 Denis Sharapov is interested in understanding how the development of early complex societies in the grassland steppes of northern Eurasia compared to similar processes in other world regions. His research aims to clear up uncertainties surrounding the demographic and spatial parameters of Middle Bronze Age (MBA) (2100-1700 BC) Sintashta communities of southern Russia. To pursue this matter he is carrying out a multi-scalar investigation of a 40 sq km region that contains one MBA fortified town and its immediate hinterlands. Denis follows up on previous research efforts by Russian archaeologists with systematic shovel probing, surface collection, targeted test-pitting, and geophysical prospection. The project's results will help understand how complex societies emerged in an area that has traditionally been characterized by low demographic densities and high levels of population mobility. PhD 2017!

  Sebastian Fajardo is interested in the relationships between well-being, collective action, early community formation and settlement patterns. His current research investigates the nature of the human community in the Sogamoso Valley of the eastern highlands of Colombia. According to Spanish accounts this region provided the environmental context to one of the principal chiefly centers in the northern Muisca area. His study will assess the extent to which a large-scale consolidated regional polity with a major central place emerged.

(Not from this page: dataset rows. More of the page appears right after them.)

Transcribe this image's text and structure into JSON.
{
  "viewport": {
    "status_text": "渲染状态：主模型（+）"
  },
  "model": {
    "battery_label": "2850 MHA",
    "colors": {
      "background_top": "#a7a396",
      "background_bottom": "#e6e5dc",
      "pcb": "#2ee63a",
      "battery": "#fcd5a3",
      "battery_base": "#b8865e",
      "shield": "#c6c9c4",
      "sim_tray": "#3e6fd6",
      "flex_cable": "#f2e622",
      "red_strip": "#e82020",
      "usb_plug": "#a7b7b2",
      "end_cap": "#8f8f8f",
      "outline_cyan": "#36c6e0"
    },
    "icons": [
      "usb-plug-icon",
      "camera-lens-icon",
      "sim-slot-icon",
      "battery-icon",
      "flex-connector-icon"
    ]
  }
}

This will make it possible to compare the largest and most impressive chiefly central communities and regional polities of the northern and southern parts of Muisca territory and assess more effectively their degrees of development and the kind of forces that were driving daily interaction during prehispanic and colonial times. PhD 2016!

  Li Dongdong is interested in relationships between regional settlement patterns, social organization and environment. His current research investigates the process of social complexity in the Jianghan plain of China, and focuses on the emergence of walled towns. Specifically, he uses regional settlement pattern analysis  to study social organization at the Taojiahu walled town and its relationship with surrounding areas in the Jianghan plain. In doing so he will further evaluate functions of walled towns and roles played by walled towns in the process of social complexity in the Jianghan plain. His research will provide data for further comparative study on regional settlement patterns, social organization and social complexity. PhD 2016!